PROBLEM TO WORK ON.
What lines in the records below hold the string "this"? Please show them.

SUPPLIED RECORDS.
_____

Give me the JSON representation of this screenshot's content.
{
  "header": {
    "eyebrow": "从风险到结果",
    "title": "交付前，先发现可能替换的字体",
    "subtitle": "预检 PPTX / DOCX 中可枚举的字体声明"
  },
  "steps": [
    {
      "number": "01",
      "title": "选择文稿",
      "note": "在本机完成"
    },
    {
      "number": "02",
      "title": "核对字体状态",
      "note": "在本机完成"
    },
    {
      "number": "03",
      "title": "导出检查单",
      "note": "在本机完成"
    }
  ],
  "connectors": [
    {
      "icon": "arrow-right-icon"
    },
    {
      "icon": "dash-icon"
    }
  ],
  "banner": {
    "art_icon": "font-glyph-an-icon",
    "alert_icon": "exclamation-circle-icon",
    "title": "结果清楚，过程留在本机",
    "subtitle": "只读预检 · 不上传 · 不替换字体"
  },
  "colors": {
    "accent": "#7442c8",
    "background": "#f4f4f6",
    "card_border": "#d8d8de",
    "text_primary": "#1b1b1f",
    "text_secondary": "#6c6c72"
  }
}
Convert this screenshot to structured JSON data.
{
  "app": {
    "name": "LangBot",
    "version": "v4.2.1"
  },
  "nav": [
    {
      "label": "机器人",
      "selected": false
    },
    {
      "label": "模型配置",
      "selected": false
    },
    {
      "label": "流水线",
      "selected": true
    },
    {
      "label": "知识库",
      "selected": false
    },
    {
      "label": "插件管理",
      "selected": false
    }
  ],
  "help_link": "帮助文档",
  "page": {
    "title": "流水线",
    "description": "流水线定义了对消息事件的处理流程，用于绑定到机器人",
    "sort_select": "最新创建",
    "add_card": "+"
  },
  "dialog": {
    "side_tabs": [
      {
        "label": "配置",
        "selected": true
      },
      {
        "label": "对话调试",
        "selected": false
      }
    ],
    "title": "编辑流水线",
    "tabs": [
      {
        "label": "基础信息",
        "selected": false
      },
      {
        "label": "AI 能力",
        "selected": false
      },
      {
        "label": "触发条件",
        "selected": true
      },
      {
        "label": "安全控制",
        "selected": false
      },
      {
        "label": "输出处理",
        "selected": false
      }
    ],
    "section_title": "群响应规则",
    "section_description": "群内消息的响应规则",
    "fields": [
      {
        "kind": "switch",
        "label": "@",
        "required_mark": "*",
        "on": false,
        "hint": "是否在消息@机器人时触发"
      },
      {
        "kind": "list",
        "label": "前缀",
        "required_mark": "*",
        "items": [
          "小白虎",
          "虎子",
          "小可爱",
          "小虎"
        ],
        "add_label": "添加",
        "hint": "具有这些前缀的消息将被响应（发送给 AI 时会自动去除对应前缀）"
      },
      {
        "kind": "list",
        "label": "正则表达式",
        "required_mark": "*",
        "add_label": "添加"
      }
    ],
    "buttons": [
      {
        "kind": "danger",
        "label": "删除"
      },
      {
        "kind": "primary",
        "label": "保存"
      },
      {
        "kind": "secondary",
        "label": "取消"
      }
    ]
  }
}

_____

TASK SOLUTION.
Give me the JSON representation of this screenshot's content.
Convert this screenshot to structured JSON data.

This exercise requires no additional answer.